╭──

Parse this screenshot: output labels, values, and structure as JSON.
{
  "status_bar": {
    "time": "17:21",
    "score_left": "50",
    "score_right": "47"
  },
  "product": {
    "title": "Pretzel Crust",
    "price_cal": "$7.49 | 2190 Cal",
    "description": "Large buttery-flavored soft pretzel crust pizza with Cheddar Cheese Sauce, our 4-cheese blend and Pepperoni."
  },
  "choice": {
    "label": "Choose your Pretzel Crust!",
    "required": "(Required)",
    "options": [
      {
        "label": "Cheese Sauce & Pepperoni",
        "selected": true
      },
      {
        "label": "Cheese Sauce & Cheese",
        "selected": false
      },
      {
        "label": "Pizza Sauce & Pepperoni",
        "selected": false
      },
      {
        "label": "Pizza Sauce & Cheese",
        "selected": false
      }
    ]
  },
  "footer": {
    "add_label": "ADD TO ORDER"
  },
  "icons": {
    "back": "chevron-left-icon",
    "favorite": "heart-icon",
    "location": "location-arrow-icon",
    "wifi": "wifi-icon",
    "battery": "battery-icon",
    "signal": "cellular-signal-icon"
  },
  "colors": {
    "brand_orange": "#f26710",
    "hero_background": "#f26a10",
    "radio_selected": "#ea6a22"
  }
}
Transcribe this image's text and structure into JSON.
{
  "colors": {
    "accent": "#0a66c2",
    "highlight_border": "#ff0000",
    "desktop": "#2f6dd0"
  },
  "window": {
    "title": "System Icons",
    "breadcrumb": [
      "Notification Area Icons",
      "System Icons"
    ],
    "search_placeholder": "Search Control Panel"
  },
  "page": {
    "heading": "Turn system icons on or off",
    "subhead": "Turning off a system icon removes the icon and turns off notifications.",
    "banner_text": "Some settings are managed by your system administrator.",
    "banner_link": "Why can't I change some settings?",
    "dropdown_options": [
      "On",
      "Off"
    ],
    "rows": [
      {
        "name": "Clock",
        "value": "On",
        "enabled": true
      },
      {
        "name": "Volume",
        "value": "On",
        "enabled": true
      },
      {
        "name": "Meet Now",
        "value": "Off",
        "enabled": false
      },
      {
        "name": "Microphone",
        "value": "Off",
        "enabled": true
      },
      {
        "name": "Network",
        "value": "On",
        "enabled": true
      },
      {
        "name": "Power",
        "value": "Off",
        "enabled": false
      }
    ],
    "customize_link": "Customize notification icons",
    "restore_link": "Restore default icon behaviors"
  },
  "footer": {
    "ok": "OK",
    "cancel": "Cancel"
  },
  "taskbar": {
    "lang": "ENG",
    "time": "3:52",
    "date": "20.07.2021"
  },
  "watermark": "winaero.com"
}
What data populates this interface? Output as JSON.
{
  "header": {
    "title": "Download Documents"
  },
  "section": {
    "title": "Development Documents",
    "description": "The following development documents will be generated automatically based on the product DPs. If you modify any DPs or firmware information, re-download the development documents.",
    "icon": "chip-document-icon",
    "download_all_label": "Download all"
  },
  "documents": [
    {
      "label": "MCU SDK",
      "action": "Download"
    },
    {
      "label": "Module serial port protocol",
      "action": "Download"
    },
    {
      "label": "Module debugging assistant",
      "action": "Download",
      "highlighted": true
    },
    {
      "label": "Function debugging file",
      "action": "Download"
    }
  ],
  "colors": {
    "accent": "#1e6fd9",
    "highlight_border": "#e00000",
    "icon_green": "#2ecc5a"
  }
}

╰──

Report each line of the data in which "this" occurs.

Parse this screenshot: output labels, values, and structure as JSON.
Transcribe this image's text and structure into JSON.
What data populates this interface? Output as JSON.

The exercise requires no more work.